Rejoice, O young man, in thy youth, and let the heart cheer thee in the days of thy youth, and walk in the ways of thine heart, and in the sight of thine eyes: but know thou, that for all these things God will bring thee into judgment. (Eccles. 11:9)This means that, because God is the Lord, there is no inconsequential act in all of creation. Romans 8:28 makes clear that God uses every event to His own good purpose, so that even man's wrath and evil shall praise Him, i.e., work to God's purpose and glory (Ps. 76:10). As a result, God's purpose can never be frustrated, and all things work together for evil to them who deny the Lord:
Let all their wickedness come before thee; and do unto them, as thou has done unto me for all my transgressions: for my sighs are many, and my heart is faint. (Lam. 1:22)
For the day of the LORD is near upon all the heather: as thou hast done, it shall be done unto thee: thy reward shall return upon thine own head. (Obadiah 15)
Call together the archers against Babylon: all ye that bend the bow, camp against it round about; let none thereof escape: recompense here according to her work; according to all that she hath done, do unto her: for she hath been proud against the LORD, against the Holy One of Israel. (Jer. 50:29)Because the universe is a universe of total meaning, and that total meaning is entirely the ordained purpose an decree of the absolute and sovereign God, the covenant people of the Lord have a glorious assurance in the face of all struggles, adversities, and attacks:
No weapon that is formed against thee shall prosper; and every tongue that shall rise against thee in judgment thou shalt condemn. This is the heritage of the servants of the LORD, and their righteousness if of me saith the LORD. (Isa. 54:17)Clearly, only where the doctrine of God's providence is an essential aspect of a man's life is a true sabbath possible. A man may cease from his labors, but he cannot rest in the Lord until or unless he relies firmly on God's providence.

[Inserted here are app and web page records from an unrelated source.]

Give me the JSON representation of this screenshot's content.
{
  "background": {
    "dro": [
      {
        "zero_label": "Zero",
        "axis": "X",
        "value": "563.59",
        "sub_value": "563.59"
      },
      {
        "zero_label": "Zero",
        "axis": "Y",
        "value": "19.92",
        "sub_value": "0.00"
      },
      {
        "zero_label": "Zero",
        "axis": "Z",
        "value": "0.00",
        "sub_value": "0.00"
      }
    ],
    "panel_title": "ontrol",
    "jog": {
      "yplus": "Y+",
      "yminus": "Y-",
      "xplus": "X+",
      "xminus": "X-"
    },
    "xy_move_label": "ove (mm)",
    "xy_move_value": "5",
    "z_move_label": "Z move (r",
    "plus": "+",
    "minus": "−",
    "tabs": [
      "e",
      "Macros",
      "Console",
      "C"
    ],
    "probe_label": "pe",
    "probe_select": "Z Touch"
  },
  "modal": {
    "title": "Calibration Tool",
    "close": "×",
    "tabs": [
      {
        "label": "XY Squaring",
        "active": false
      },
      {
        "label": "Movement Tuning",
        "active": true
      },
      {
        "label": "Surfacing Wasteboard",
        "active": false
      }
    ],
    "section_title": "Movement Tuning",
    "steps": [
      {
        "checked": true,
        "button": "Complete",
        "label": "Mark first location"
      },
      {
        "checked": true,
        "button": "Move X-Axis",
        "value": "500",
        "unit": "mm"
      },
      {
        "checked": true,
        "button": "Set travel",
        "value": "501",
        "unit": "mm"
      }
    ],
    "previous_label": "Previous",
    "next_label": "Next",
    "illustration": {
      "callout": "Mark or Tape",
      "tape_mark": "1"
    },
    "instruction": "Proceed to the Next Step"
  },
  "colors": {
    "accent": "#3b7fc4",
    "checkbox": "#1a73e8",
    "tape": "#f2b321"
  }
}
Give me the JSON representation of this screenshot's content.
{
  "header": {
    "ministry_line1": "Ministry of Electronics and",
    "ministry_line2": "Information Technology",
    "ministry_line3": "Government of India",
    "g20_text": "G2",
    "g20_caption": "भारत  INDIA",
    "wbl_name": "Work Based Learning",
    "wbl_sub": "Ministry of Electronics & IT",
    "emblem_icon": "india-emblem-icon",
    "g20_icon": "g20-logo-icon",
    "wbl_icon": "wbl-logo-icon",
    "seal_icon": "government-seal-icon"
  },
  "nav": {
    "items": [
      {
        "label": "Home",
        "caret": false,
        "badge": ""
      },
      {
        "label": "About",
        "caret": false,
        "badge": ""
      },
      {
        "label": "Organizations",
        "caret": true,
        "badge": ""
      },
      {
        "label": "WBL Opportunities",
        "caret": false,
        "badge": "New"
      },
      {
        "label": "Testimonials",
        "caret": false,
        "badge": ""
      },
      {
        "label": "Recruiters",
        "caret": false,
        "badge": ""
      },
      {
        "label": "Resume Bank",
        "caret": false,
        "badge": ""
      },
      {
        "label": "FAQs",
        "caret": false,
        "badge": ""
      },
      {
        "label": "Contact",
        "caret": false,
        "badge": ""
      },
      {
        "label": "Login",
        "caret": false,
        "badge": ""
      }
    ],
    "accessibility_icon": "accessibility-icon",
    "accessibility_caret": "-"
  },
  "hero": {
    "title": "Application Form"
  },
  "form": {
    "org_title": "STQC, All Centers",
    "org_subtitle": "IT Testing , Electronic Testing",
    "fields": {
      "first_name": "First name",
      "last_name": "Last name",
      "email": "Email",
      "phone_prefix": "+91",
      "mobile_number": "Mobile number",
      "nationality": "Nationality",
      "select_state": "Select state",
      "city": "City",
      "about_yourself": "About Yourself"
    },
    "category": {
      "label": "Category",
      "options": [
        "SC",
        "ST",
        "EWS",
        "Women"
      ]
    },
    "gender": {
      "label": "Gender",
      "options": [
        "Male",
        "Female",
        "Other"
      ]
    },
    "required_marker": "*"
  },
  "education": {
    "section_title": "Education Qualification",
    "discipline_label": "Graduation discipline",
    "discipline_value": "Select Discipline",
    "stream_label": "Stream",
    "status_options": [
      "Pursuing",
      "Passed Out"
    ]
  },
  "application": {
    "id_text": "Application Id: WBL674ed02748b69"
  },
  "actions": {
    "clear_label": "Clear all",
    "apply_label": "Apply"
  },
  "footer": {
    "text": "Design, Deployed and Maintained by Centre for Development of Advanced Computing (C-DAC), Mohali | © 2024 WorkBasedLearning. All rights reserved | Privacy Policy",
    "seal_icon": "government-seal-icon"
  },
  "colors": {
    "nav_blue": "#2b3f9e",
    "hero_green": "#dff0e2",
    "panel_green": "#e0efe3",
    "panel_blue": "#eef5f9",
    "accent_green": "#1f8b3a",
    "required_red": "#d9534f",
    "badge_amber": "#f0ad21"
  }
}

- Yehoshua M. Grintz, "Providence," in Encyclopaedia Judaica, vol. 13, 1279